+++ Records to use +++

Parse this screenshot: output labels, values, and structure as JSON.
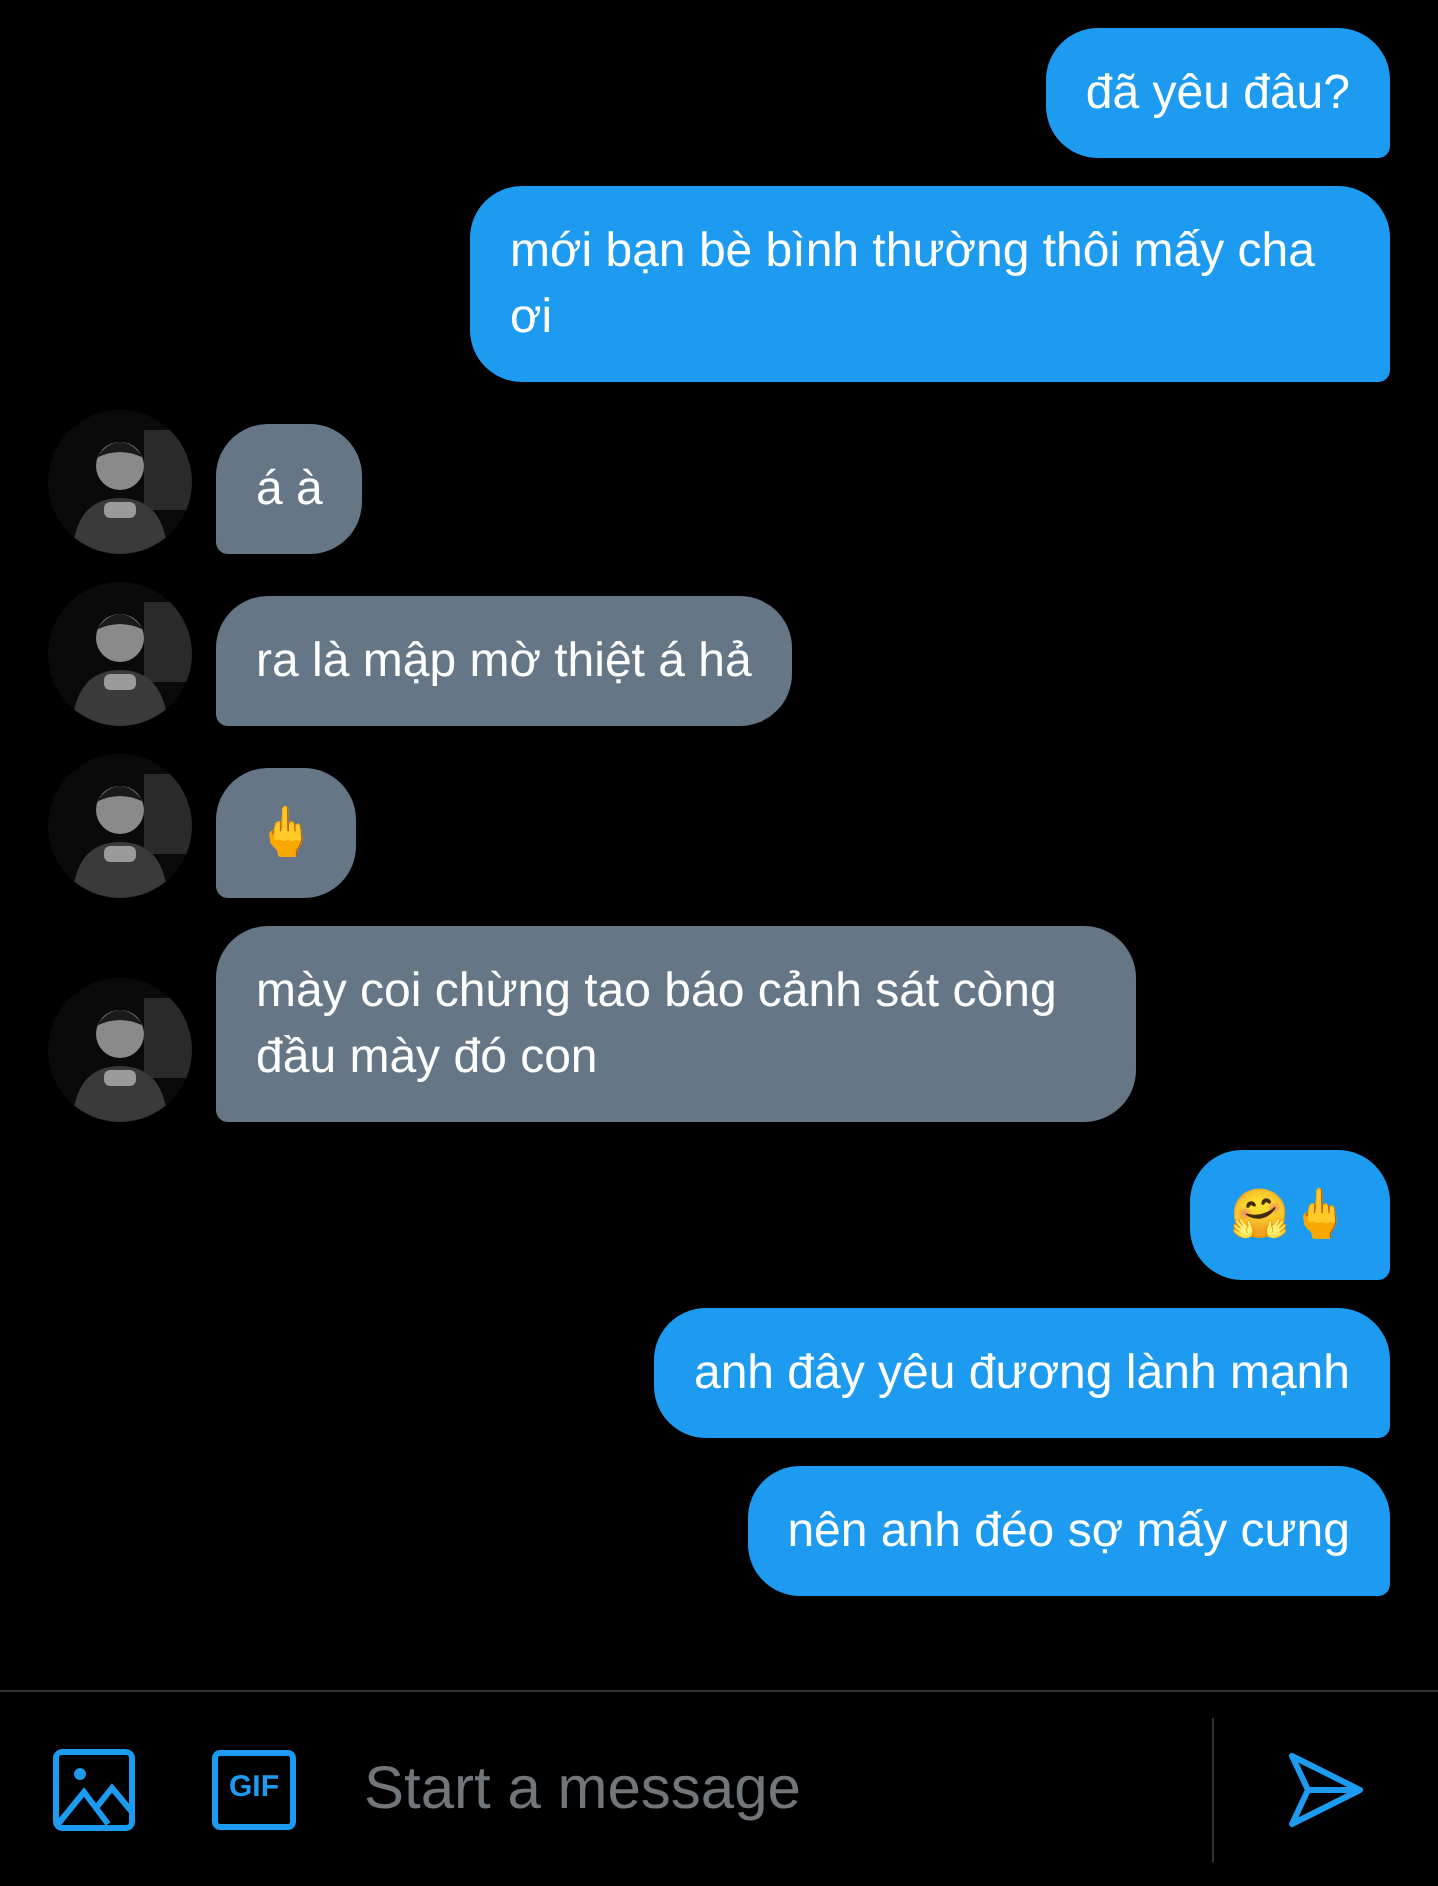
{
  "messages": [
    {
      "kind": "sent",
      "text": "đã yêu đâu?"
    },
    {
      "kind": "sent",
      "text": "mới bạn bè bình thường thôi mấy cha ơi"
    },
    {
      "kind": "received",
      "text": "á à"
    },
    {
      "kind": "received",
      "text": "ra là mập mờ thiệt á hả"
    },
    {
      "kind": "received",
      "text": "🖕"
    },
    {
      "kind": "received",
      "text": "mày coi chừng tao báo cảnh sát còng đầu mày đó con"
    },
    {
      "kind": "sent",
      "text": "🤗🖕"
    },
    {
      "kind": "sent",
      "text": "anh đây yêu đương lành mạnh"
    },
    {
      "kind": "sent",
      "text": "nên anh đéo sợ mấy cưng"
    }
  ],
  "composer": {
    "placeholder": "Start a message",
    "gif_label": "GIF"
  }
}
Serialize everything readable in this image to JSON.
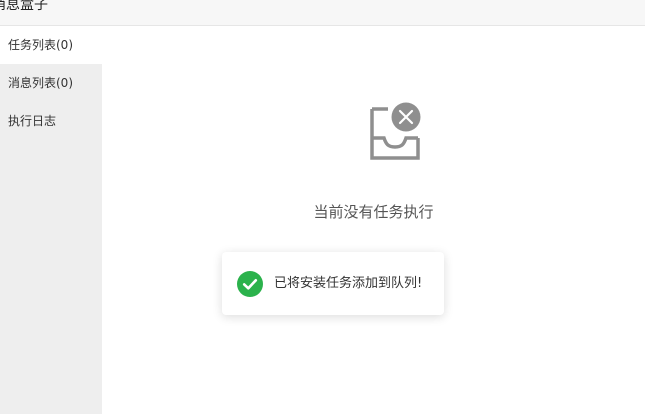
{
  "window": {
    "title": "消息盒子"
  },
  "sidebar": {
    "items": [
      {
        "label": "任务列表(0)",
        "active": true
      },
      {
        "label": "消息列表(0)",
        "active": false
      },
      {
        "label": "执行日志",
        "active": false
      }
    ]
  },
  "main": {
    "empty_icon": "empty-tray-with-close-icon",
    "empty_message": "当前没有任务执行"
  },
  "toast": {
    "icon": "check-circle-icon",
    "message": "已将安装任务添加到队列!",
    "accent_color": "#2bb24c"
  },
  "colors": {
    "sidebar_bg": "#eeeeee",
    "icon_gray": "#8f8f8f"
  }
}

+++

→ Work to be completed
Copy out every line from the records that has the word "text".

→ Task solution
      "text": "đã yêu đâu?"
      "text": "mới bạn bè bình thường thôi mấy cha ơi"
      "text": "á à"
      "text": "ra là mập mờ thiệt á hả"
      "text": "🖕"
      "text": "mày coi chừng tao báo cảnh sát còng đầu mày đó con"
      "text": "🤗🖕"
      "text": "anh đây yêu đương lành mạnh"
      "text": "nên anh đéo sợ mấy cưng"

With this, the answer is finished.